Here’s how it works. If your car runs on petrol, diesel or even biofuel, every time you start the engine it produces carbon dioxide, or CO2, from the exhaust pipe. Every litre of fuel you burn emits CO2 into the atmosphere.
CO2 is a major factor to the “greenhouse effect”, trapping the sun’s energy in an atmospheric bubble and contributing to climate change.
Hybrid Electric Vehicles use an electric motor at assist during driving, which means the petrol engine uses less fuel and therefore emits less CO2 into the air.
Worldwide, passenger cars produced roughly three billion metric tonnes of CO2 in 2020, so carmakers are keenly aware that they need to innovate to reverse this trend by producing vehicles that emit less CO2.
Many brands are embracing hybrid technology, but Toyota was one of the pioneers in this way of thinking. Since launching its first hybrid in the late-1990s (the Prius), this brand alone has saved 143 million tonnes of CO2, when compared with the emissions that would have been generated by equivalent vehicles powered solely by petrol engines.
Locally, over the last five years, Toyota NZ has reduced CO2 emissions across its fleet by over 14 per cent.

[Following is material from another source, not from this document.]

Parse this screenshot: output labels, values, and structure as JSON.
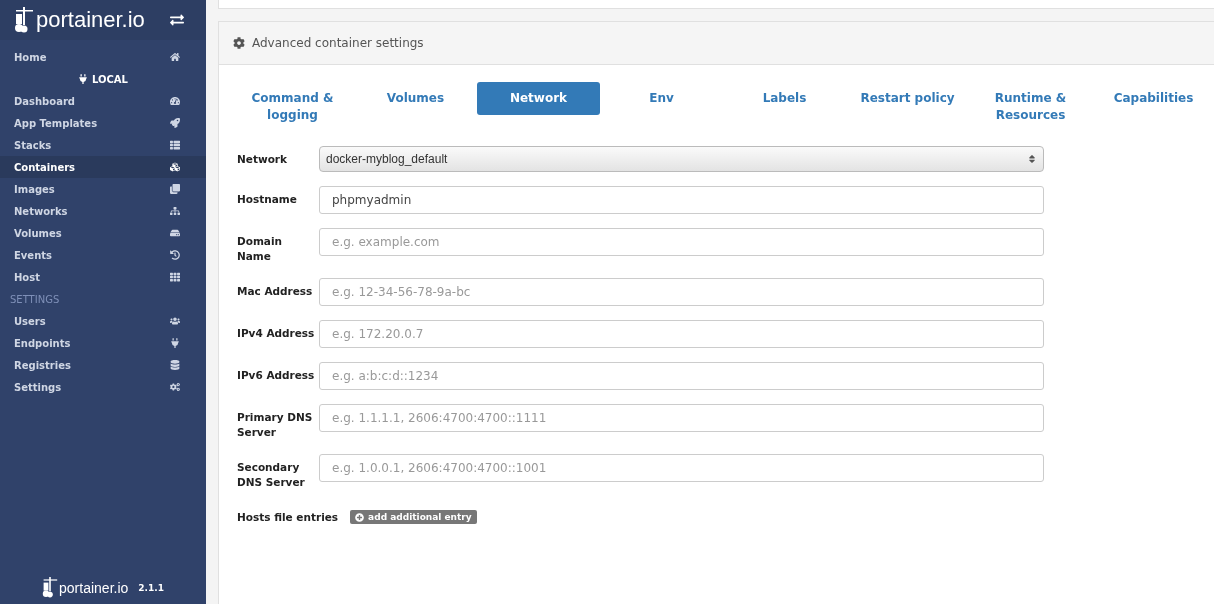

Hybrids save you money at the pump, of course, but they genuinely reduce the amount of air pollution thanks to their exceptionally low carbon emissions. It’s fuel for thought when buying your next car.